▸ **YOUR INSTRUCTIONS**
Scan the records for the word "title". Return each line where it is found.

START DATA PROVIDED

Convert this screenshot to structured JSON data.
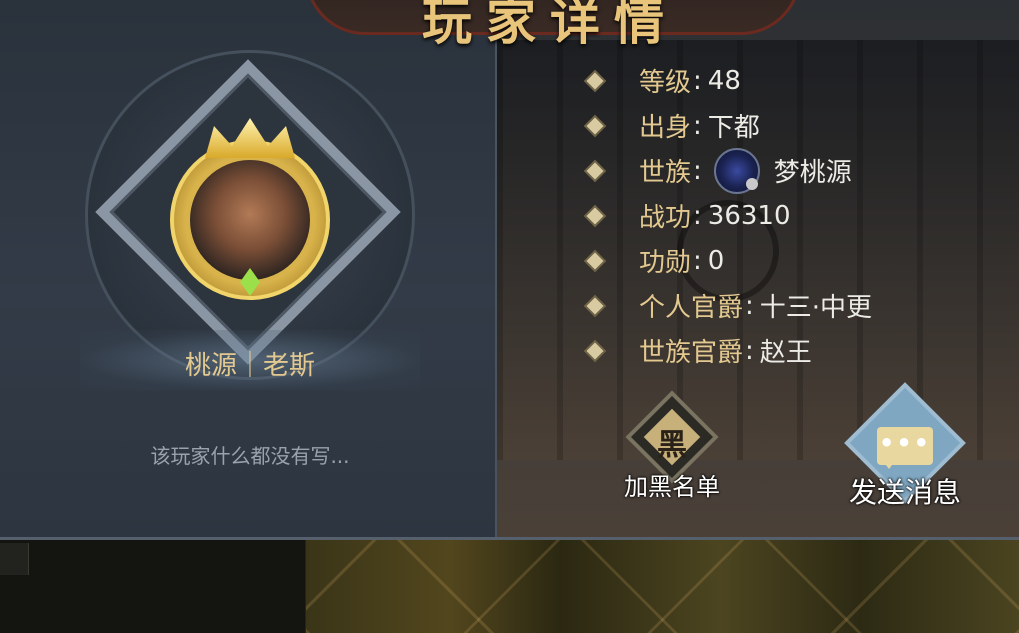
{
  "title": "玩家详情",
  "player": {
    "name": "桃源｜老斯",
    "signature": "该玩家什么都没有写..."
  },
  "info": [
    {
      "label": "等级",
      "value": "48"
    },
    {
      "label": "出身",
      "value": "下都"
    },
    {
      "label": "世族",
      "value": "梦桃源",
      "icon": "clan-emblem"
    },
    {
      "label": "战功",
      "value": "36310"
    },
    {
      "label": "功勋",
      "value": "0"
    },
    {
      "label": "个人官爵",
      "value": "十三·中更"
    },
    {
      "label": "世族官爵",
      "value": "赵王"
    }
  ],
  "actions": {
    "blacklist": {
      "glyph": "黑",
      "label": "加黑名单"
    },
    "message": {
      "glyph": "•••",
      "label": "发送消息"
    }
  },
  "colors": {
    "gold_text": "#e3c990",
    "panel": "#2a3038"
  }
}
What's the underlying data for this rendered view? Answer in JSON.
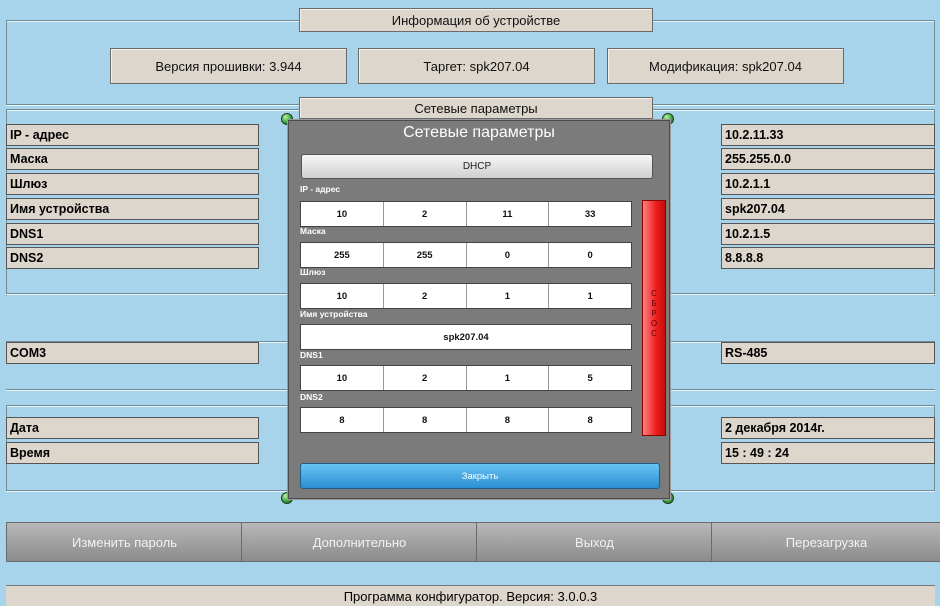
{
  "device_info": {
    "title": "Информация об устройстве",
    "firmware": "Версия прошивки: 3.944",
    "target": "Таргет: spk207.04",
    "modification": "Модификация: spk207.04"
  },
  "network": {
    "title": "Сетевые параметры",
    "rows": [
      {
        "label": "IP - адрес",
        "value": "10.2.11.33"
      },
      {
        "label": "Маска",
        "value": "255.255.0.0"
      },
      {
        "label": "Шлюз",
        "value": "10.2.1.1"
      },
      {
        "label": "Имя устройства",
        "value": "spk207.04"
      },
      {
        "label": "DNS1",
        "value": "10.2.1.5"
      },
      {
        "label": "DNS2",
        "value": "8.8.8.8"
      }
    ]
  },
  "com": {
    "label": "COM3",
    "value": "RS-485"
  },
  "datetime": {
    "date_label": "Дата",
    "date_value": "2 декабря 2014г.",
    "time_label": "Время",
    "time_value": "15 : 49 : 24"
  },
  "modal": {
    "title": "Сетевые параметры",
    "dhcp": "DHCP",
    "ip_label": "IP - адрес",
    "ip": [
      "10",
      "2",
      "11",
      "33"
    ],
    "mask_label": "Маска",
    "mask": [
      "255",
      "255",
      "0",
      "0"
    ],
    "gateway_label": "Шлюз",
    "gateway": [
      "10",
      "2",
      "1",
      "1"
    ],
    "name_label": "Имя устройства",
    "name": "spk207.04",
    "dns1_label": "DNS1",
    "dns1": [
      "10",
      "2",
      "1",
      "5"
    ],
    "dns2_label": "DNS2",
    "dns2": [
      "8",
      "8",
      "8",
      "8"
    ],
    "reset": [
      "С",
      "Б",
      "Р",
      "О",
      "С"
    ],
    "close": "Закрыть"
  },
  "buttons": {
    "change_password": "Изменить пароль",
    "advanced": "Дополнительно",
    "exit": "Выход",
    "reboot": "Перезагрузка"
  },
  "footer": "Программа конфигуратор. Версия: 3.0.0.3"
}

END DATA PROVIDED

▸ **ANSWER SECTION**
  "title": "玩家详情",
    "title": "Информация об устройстве",
    "title": "Сетевые параметры",
    "title": "Сетевые параметры",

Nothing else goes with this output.